PROBLEM TO SOLVE: Repeat each entry below exactly, omitting any picture it holds.

○ ○ ○ ○ ○

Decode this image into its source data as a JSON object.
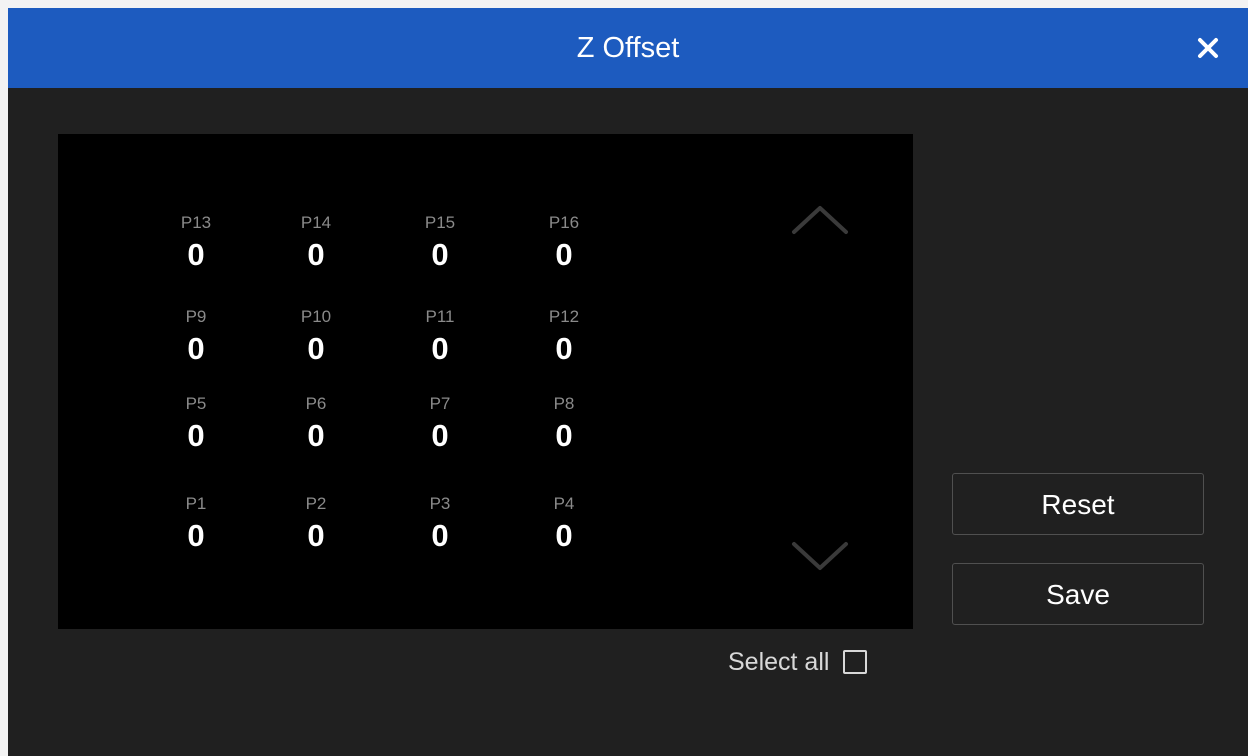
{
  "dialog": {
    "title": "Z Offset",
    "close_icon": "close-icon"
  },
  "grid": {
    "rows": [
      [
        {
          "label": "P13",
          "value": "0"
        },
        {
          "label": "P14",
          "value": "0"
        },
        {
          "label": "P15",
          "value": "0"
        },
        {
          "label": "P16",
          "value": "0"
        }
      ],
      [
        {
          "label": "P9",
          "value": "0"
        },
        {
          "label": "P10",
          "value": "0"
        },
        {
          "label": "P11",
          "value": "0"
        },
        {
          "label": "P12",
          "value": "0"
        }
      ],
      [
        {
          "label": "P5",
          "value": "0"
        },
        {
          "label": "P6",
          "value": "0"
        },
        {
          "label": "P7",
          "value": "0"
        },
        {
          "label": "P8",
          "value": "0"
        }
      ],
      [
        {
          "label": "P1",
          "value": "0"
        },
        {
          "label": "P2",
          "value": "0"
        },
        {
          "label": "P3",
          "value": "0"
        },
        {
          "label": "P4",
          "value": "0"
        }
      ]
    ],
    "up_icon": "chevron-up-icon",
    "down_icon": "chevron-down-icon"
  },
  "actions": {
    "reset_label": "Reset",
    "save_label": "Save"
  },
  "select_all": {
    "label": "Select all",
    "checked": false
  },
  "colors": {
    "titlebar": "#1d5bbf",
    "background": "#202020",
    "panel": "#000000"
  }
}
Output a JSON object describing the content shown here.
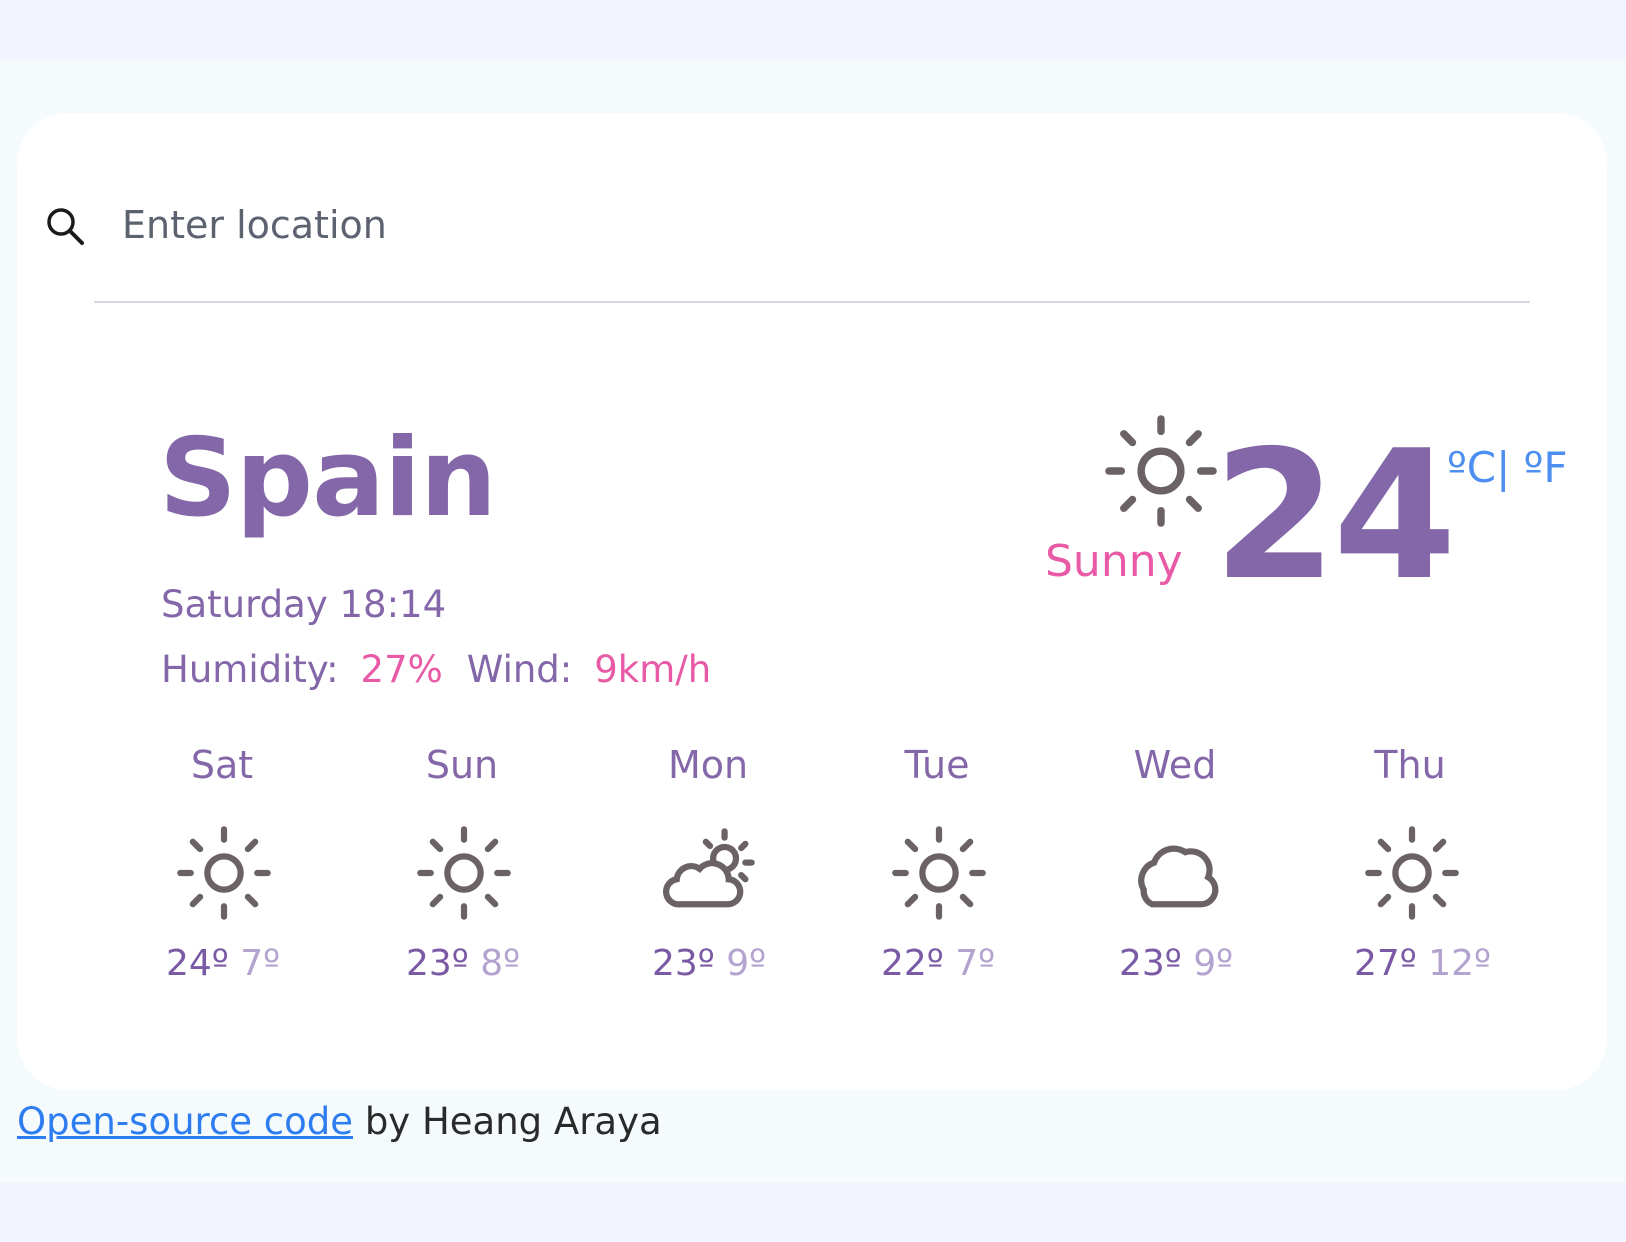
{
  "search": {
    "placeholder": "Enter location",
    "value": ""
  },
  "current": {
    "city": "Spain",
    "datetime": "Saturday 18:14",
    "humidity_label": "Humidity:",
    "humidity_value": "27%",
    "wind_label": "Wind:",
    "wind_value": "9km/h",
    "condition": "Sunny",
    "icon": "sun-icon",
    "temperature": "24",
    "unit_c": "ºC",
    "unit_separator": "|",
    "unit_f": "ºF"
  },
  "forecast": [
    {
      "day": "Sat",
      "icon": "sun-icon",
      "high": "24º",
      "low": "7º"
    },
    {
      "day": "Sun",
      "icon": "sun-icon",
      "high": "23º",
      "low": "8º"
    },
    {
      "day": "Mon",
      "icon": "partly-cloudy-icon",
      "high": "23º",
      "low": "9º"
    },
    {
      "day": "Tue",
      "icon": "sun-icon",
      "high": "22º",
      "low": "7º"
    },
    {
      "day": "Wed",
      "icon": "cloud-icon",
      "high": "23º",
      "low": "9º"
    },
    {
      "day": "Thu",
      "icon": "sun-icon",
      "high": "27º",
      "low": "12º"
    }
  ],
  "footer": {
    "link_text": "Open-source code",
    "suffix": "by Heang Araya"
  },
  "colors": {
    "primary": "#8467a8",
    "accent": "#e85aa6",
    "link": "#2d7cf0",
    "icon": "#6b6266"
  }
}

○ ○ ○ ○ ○

RESULT OF THE EXERCISE:
Decode this image into its source data as a JSON object.
{
  "dialog": {
    "title": "Z Offset",
    "close_icon": "close-icon"
  },
  "grid": {
    "rows": [
      [
        {
          "label": "P13",
          "value": "0"
        },
        {
          "label": "P14",
          "value": "0"
        },
        {
          "label": "P15",
          "value": "0"
        },
        {
          "label": "P16",
          "value": "0"
        }
      ],
      [
        {
          "label": "P9",
          "value": "0"
        },
        {
          "label": "P10",
          "value": "0"
        },
        {
          "label": "P11",
          "value": "0"
        },
        {
          "label": "P12",
          "value": "0"
        }
      ],
      [
        {
          "label": "P5",
          "value": "0"
        },
        {
          "label": "P6",
          "value": "0"
        },
        {
          "label": "P7",
          "value": "0"
        },
        {
          "label": "P8",
          "value": "0"
        }
      ],
      [
        {
          "label": "P1",
          "value": "0"
        },
        {
          "label": "P2",
          "value": "0"
        },
        {
          "label": "P3",
          "value": "0"
        },
        {
          "label": "P4",
          "value": "0"
        }
      ]
    ],
    "up_icon": "chevron-up-icon",
    "down_icon": "chevron-down-icon"
  },
  "actions": {
    "reset_label": "Reset",
    "save_label": "Save"
  },
  "select_all": {
    "label": "Select all",
    "checked": false
  },
  "colors": {
    "titlebar": "#1d5bbf",
    "background": "#202020",
    "panel": "#000000"
  }
}
Output a JSON object describing the content shown here.
{
  "search": {
    "placeholder": "Enter location",
    "value": ""
  },
  "current": {
    "city": "Spain",
    "datetime": "Saturday 18:14",
    "humidity_label": "Humidity:",
    "humidity_value": "27%",
    "wind_label": "Wind:",
    "wind_value": "9km/h",
    "condition": "Sunny",
    "icon": "sun-icon",
    "temperature": "24",
    "unit_c": "ºC",
    "unit_separator": "|",
    "unit_f": "ºF"
  },
  "forecast": [
    {
      "day": "Sat",
      "icon": "sun-icon",
      "high": "24º",
      "low": "7º"
    },
    {
      "day": "Sun",
      "icon": "sun-icon",
      "high": "23º",
      "low": "8º"
    },
    {
      "day": "Mon",
      "icon": "partly-cloudy-icon",
      "high": "23º",
      "low": "9º"
    },
    {
      "day": "Tue",
      "icon": "sun-icon",
      "high": "22º",
      "low": "7º"
    },
    {
      "day": "Wed",
      "icon": "cloud-icon",
      "high": "23º",
      "low": "9º"
    },
    {
      "day": "Thu",
      "icon": "sun-icon",
      "high": "27º",
      "low": "12º"
    }
  ],
  "footer": {
    "link_text": "Open-source code",
    "suffix": "by Heang Araya"
  },
  "colors": {
    "primary": "#8467a8",
    "accent": "#e85aa6",
    "link": "#2d7cf0",
    "icon": "#6b6266"
  }
}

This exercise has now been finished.